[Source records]

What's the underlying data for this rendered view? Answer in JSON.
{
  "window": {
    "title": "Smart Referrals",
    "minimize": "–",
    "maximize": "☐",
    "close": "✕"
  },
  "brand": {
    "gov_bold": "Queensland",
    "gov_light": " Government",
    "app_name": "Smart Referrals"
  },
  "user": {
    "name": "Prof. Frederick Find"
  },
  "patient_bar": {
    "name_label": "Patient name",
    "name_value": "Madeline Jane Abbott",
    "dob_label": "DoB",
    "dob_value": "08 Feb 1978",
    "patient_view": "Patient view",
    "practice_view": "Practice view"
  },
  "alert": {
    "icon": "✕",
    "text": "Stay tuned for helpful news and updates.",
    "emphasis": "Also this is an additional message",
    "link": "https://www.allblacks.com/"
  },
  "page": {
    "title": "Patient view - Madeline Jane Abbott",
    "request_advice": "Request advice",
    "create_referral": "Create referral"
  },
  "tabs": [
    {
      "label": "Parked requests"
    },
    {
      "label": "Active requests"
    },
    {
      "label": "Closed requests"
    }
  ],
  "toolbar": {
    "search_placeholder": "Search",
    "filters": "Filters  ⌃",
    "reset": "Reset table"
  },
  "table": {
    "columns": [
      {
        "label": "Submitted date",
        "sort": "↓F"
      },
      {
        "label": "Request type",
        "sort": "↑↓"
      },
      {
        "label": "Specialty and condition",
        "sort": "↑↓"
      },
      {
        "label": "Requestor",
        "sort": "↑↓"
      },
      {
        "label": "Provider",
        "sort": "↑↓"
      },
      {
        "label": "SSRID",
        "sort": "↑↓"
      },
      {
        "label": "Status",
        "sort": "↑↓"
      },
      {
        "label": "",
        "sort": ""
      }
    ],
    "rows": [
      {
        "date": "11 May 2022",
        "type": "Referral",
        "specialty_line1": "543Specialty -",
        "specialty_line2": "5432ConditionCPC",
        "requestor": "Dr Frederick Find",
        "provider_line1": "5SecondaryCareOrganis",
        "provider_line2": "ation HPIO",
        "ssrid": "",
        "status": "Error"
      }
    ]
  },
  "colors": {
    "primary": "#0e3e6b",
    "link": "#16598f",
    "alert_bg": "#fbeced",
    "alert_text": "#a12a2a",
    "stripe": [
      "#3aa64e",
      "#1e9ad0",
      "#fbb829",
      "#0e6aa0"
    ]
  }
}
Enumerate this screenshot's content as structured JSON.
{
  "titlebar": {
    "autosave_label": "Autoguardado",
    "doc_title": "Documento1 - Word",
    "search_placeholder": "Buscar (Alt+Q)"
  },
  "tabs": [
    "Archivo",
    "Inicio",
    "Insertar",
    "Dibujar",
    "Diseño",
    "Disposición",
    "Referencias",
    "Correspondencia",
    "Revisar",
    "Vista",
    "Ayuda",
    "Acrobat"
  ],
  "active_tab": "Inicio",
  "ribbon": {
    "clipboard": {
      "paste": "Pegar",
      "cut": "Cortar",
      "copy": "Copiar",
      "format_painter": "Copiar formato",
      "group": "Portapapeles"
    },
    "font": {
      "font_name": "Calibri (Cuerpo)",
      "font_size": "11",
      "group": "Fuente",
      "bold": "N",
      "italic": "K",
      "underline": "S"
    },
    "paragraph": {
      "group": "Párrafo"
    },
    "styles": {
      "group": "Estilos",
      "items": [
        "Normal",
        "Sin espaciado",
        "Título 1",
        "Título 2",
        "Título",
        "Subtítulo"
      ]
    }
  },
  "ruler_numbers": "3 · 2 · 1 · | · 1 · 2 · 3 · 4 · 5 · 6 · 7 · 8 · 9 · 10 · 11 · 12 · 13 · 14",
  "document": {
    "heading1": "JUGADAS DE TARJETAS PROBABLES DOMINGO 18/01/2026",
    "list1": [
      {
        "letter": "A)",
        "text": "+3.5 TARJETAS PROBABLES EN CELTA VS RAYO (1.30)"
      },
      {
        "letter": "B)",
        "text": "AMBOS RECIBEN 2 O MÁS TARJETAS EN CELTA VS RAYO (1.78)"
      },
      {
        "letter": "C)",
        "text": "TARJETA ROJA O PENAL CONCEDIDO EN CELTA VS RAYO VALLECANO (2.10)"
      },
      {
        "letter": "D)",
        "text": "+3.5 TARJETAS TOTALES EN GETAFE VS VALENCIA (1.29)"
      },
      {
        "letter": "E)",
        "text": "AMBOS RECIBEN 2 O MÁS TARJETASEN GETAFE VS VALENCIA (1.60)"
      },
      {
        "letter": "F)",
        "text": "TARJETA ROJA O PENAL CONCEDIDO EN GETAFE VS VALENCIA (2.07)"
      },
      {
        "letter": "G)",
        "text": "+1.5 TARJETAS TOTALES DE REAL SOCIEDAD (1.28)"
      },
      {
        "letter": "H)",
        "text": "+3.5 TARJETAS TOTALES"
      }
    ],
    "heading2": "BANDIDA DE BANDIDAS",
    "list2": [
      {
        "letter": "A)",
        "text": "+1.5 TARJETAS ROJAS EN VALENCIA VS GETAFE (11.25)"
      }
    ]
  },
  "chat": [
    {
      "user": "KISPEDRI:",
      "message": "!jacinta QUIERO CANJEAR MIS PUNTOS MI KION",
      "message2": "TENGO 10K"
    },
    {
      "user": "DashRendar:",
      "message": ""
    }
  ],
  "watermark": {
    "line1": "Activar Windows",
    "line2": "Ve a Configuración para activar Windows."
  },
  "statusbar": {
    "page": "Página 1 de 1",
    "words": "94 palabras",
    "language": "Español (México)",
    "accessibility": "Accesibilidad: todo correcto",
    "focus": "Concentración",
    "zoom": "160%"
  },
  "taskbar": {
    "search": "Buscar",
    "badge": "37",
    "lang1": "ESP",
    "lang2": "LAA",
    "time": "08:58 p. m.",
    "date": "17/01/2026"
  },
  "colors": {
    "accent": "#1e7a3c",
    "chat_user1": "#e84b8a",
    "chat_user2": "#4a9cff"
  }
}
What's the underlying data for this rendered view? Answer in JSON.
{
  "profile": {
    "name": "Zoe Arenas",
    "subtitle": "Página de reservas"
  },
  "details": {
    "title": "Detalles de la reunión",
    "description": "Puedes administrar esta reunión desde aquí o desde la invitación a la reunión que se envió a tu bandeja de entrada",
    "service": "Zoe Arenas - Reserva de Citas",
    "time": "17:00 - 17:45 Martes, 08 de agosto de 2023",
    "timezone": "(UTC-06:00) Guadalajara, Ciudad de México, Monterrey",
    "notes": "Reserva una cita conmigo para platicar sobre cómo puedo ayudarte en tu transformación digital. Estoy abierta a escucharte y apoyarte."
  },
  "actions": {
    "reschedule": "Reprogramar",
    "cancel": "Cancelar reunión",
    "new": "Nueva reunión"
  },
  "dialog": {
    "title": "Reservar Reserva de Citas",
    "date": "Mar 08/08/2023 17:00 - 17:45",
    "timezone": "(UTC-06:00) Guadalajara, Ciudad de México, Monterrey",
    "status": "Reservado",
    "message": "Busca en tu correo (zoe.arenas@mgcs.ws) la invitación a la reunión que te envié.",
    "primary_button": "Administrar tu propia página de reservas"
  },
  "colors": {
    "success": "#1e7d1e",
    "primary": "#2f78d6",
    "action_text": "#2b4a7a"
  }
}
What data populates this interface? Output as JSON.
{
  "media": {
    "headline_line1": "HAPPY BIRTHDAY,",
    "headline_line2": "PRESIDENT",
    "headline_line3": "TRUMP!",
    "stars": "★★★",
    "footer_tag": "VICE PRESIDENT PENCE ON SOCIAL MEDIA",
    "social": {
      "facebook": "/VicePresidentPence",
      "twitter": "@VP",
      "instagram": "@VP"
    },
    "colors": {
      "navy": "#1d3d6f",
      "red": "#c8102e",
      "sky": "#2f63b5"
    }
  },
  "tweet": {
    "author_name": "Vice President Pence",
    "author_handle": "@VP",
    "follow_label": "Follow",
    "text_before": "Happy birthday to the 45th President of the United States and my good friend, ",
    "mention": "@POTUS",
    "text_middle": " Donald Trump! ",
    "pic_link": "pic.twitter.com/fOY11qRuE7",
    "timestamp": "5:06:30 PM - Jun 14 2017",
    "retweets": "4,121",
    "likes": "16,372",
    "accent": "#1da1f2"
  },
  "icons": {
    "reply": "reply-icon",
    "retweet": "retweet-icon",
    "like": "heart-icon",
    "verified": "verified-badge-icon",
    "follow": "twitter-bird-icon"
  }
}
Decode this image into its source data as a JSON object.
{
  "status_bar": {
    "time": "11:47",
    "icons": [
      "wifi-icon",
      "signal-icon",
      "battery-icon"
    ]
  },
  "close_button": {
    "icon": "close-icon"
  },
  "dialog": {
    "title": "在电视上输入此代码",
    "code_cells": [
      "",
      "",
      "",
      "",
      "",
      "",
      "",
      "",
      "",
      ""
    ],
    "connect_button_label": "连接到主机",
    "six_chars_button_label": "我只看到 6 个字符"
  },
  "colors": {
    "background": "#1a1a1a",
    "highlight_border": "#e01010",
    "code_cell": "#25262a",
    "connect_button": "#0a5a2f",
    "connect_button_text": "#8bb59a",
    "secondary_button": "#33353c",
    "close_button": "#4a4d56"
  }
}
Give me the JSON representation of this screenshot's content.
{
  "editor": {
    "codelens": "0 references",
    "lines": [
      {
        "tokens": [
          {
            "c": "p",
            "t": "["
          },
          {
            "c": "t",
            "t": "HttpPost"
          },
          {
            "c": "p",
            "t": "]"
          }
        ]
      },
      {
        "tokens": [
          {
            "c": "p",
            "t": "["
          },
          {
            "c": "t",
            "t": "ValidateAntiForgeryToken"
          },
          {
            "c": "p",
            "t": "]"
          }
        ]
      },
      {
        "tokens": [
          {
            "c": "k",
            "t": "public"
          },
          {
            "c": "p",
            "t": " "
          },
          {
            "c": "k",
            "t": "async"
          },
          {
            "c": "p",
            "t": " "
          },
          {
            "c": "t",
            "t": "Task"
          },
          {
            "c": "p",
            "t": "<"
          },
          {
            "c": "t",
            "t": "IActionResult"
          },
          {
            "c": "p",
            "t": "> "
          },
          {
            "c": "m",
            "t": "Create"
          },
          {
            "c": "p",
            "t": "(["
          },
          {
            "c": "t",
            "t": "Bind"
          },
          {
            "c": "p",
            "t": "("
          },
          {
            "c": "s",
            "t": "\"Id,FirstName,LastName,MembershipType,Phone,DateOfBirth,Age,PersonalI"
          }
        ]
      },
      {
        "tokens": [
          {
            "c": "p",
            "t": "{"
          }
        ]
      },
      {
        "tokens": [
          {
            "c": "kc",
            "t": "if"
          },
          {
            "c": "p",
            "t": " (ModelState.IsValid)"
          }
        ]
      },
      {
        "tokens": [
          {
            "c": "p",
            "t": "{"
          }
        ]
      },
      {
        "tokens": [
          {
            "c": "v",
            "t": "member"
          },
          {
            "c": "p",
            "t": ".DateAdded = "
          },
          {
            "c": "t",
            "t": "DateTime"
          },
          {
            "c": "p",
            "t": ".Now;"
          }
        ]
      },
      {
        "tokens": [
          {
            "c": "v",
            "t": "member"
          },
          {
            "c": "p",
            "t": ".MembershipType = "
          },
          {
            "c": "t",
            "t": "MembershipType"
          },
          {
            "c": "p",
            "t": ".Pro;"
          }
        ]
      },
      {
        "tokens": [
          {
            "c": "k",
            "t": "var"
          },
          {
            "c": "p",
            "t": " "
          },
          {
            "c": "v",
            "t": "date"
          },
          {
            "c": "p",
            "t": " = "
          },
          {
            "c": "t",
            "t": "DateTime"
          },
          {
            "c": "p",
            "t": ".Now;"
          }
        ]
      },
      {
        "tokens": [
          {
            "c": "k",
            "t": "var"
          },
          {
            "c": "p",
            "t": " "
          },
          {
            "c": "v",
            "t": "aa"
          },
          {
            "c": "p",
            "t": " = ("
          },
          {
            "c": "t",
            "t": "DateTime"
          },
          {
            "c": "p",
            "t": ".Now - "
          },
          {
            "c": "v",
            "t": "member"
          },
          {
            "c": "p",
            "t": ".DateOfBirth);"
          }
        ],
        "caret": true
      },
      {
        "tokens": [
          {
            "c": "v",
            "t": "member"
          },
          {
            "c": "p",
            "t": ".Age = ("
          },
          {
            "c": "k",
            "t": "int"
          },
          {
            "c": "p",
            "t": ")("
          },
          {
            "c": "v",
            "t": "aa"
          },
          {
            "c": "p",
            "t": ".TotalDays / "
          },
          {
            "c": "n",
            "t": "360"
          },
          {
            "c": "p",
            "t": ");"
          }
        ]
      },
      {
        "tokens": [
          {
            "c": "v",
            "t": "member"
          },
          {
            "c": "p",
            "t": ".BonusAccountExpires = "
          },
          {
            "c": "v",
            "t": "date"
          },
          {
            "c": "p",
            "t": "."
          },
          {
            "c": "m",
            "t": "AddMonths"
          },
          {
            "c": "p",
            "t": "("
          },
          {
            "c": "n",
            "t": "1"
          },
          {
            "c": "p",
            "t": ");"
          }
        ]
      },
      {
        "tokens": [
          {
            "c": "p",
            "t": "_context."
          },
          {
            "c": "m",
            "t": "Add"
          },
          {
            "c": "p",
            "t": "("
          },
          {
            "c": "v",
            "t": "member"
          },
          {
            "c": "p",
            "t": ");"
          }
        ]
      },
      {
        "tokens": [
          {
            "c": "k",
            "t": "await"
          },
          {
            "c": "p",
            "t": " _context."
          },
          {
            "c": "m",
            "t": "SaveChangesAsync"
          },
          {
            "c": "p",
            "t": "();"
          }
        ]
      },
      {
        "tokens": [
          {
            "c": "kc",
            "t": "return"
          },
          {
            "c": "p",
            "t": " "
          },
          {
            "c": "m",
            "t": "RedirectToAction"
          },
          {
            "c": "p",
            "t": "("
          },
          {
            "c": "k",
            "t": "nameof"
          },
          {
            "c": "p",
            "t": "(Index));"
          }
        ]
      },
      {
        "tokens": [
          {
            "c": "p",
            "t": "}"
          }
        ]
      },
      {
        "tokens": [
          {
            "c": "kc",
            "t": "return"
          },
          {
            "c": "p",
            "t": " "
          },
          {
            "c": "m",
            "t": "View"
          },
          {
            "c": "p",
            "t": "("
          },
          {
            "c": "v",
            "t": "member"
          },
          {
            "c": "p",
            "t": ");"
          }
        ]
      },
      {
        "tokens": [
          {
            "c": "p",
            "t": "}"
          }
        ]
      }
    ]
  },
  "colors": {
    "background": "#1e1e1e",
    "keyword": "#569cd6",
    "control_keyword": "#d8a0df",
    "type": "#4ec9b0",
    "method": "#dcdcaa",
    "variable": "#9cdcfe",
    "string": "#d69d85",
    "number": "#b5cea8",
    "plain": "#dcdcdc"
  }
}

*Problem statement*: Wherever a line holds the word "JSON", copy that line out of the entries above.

*The completed task*:
What's the underlying data for this rendered view? Answer in JSON.
Enumerate this screenshot's content as structured JSON.
What's the underlying data for this rendered view? Answer in JSON.
What data populates this interface? Output as JSON.
Decode this image into its source data as a JSON object.
Give me the JSON representation of this screenshot's content.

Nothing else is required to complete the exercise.